Finally, we asked each of the involved parties what they think will result from the lawsuit.

From the ACBCI: “By establishing its ownership interest in the valley’s groundwater, the tribe will have a seat at the table when it comes to the management of the aquifer. It is too early in the lawsuit to predict how these issues will be resolved or identify specific steps that the tribe will take at the lawsuit’s conclusion.”

Engel of the CVWD said: “The bottom line is that obviously the CVWD thinks we’re doing a good job managing the groundwater supply. There is a plan in place. This is not something that’s new to us. We’ve been managing the supply since 1918, and we think that we’ll continue to do a good job for all the residents of the Coachella Valley.”

The DWA’s Ewing speculated that the lawsuit could have a rather complex outcome. “Well, the courts will determine what the policy is. If they determine that the tribe does have senior water rights, then the thing to remember is that this is not an aquifer that is currently divided between (just the) Desert Water Agency and CVWD. There are lots of other players who have pumps in the ground—farmers, country clubs and some industries out in the more rural parts of the valley—and all of them will have to get in line with the courts to determine how much everybody gets if one entity gets something.
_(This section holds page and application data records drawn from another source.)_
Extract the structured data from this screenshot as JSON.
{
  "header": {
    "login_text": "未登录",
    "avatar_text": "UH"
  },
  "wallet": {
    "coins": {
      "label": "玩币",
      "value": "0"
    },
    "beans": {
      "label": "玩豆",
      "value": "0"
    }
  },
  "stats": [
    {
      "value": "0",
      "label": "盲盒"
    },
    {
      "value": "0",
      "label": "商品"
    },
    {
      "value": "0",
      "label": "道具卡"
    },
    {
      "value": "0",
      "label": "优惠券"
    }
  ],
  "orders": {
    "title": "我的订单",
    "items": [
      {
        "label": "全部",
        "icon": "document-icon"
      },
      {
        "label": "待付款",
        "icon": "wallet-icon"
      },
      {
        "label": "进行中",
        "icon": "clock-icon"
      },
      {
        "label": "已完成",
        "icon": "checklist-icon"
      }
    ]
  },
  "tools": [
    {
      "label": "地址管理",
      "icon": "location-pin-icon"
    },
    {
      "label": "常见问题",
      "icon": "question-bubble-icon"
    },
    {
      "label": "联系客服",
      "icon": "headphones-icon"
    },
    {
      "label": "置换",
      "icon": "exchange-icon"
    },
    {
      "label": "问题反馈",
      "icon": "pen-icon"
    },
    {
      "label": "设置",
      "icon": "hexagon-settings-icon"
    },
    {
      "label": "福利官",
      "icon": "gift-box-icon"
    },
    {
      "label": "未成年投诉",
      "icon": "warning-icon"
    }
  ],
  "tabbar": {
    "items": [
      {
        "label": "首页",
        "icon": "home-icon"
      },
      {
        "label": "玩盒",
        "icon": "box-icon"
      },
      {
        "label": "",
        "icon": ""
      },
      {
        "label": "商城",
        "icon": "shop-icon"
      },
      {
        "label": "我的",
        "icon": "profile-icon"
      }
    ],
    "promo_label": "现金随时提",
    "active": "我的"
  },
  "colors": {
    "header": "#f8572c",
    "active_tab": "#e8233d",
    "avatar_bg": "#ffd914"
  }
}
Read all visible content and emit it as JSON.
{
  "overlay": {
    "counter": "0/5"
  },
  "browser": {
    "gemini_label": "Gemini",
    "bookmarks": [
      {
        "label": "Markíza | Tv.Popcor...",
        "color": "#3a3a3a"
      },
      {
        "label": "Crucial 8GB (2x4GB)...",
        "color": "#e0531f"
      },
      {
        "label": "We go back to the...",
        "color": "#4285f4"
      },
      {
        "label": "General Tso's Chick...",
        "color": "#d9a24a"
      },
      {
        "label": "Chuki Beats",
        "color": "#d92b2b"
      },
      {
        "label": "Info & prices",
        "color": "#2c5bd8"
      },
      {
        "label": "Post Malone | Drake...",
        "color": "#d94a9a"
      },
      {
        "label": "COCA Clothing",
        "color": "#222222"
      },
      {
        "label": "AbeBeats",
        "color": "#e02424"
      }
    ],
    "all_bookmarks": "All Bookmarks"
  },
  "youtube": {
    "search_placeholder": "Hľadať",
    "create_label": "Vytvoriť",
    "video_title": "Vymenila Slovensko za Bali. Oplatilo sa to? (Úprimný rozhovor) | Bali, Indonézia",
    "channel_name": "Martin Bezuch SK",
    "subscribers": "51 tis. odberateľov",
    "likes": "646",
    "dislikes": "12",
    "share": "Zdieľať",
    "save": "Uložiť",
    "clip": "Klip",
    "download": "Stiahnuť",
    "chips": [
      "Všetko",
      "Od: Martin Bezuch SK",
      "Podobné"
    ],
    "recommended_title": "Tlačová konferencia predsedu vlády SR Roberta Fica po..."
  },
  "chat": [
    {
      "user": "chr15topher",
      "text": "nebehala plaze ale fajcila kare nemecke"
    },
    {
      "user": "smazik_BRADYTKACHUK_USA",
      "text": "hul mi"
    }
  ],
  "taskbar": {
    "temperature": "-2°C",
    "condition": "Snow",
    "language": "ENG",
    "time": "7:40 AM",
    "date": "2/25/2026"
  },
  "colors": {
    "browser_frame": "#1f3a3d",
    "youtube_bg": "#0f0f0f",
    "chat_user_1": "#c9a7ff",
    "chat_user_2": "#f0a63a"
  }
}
It could take a long, long time to sort out who gets what should the courts decide that the tribe gets something.”

Ewing added that the legal wrangling could continue for many, many years.

“The tribe has raised several issues in their lawsuit, and if they take as long as they could take through appeals and further hearings and a full adjudication, in my own opinion, the lawyers who will settle this case haven’t been born yet.”

Published in Local Issues

Page 2 of 2